**Your objective:** The answer must be every line from the listing that holds the string "this".
**** Data supplied
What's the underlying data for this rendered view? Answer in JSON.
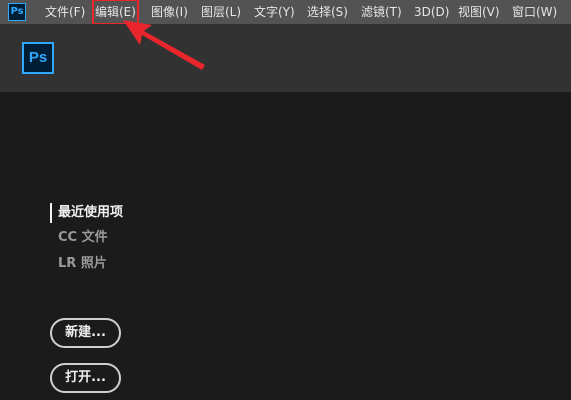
{
  "app": {
    "icon_label": "Ps",
    "logo_label": "Ps"
  },
  "menubar": {
    "items": [
      {
        "label": "文件(F)"
      },
      {
        "label": "编辑(E)",
        "highlighted": true
      },
      {
        "label": "图像(I)"
      },
      {
        "label": "图层(L)"
      },
      {
        "label": "文字(Y)"
      },
      {
        "label": "选择(S)"
      },
      {
        "label": "滤镜(T)"
      },
      {
        "label": "3D(D)"
      },
      {
        "label": "视图(V)"
      },
      {
        "label": "窗口(W)"
      }
    ]
  },
  "start": {
    "nav": [
      {
        "label": "最近使用项",
        "active": true
      },
      {
        "label": "CC 文件",
        "active": false
      },
      {
        "label": "LR 照片",
        "active": false
      }
    ],
    "new_label": "新建...",
    "open_label": "打开..."
  },
  "colors": {
    "menubar_bg": "#535353",
    "header_bg": "#323232",
    "workspace_bg": "#1b1b1b",
    "ps_blue": "#31a8ff",
    "annotation_red": "#e8262c"
  }
}
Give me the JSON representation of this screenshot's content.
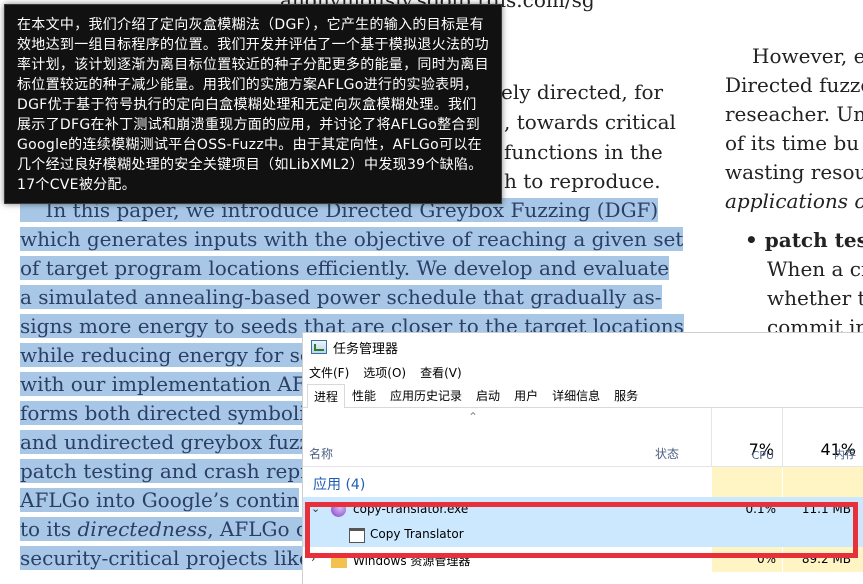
{
  "pdf": {
    "top_partial": "anonymously.sdolp.rdis.com/sg",
    "left_lines_plain": [
      {
        "text": "ely directed, for"
      },
      {
        "text": ", towards critical"
      },
      {
        "text": "functions in the"
      },
      {
        "text": "h to reproduce."
      }
    ],
    "left_lines_highlighted": [
      "    In this paper, we introduce Directed Greybox Fuzzing (DGF)",
      "which generates inputs with the objective of reaching a given set",
      "of target program locations efficiently. We develop and evaluate",
      "a simulated annealing-based power schedule that gradually as-",
      "signs more energy to seeds that are closer to the target locations",
      "while reducing energy for see",
      "with our implementation AF",
      "forms both directed symboli",
      "and undirected greybox fuzz",
      "patch testing and crash repro",
      "AFLGo into Google’s contin",
      "to its directedness, AFLGo cou",
      "security-critical projects like"
    ],
    "right_lines": [
      {
        "text": "However, ex",
        "style": "normal"
      },
      {
        "text": "Directed fuzze",
        "style": "normal"
      },
      {
        "text": "reseacher. Unl",
        "style": "normal"
      },
      {
        "text": "of its time bu",
        "style": "normal"
      },
      {
        "text": "wasting resour",
        "style": "normal"
      },
      {
        "text": "applications of",
        "style": "italic"
      },
      {
        "text": "• patch tes",
        "style": "bold"
      },
      {
        "text": "When a cr",
        "style": "normal"
      },
      {
        "text": "whether th",
        "style": "normal"
      },
      {
        "text": "commit in",
        "style": "normal"
      }
    ]
  },
  "translator": {
    "text": "在本文中，我们介绍了定向灰盒模糊法（DGF），它产生的输入的目标是有效地达到一组目标程序的位置。我们开发并评估了一个基于模拟退火法的功率计划，该计划逐渐为离目标位置较近的种子分配更多的能量，同时为离目标位置较远的种子减少能量。用我们的实施方案AFLGo进行的实验表明，DGF优于基于符号执行的定向白盒模糊处理和无定向灰盒模糊处理。我们展示了DFG在补丁测试和崩溃重现方面的应用，并讨论了将AFLGo整合到Google的连续模糊测试平台OSS-Fuzz中。由于其定向性，AFLGo可以在几个经过良好模糊处理的安全关键项目（如LibXML2）中发现39个缺陷。17个CVE被分配。"
  },
  "task_manager": {
    "title": "任务管理器",
    "menu": [
      "文件(F)",
      "选项(O)",
      "查看(V)"
    ],
    "tabs": [
      "进程",
      "性能",
      "应用历史记录",
      "启动",
      "用户",
      "详细信息",
      "服务"
    ],
    "active_tab": "进程",
    "columns": {
      "name": "名称",
      "status": "状态",
      "cpu_label": "CPU",
      "mem_label": "内存"
    },
    "cpu_total": "7%",
    "mem_total": "41%",
    "group_label": "应用 (4)",
    "highlight_color": "#e8303a",
    "processes": [
      {
        "name": "copy-translator.exe",
        "cpu": "0.1%",
        "mem": "11.1 MB",
        "child": "Copy Translator"
      },
      {
        "name": "Windows 资源管理器",
        "cpu": "0%",
        "mem": "89.2 MB"
      }
    ]
  }
}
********
**Result below:**
What's the underlying data for this rendered view? Answer in JSON.
Give me the JSON representation of this screenshot's content.
      "    In this paper, we introduce Directed Greybox Fuzzing (DGF)",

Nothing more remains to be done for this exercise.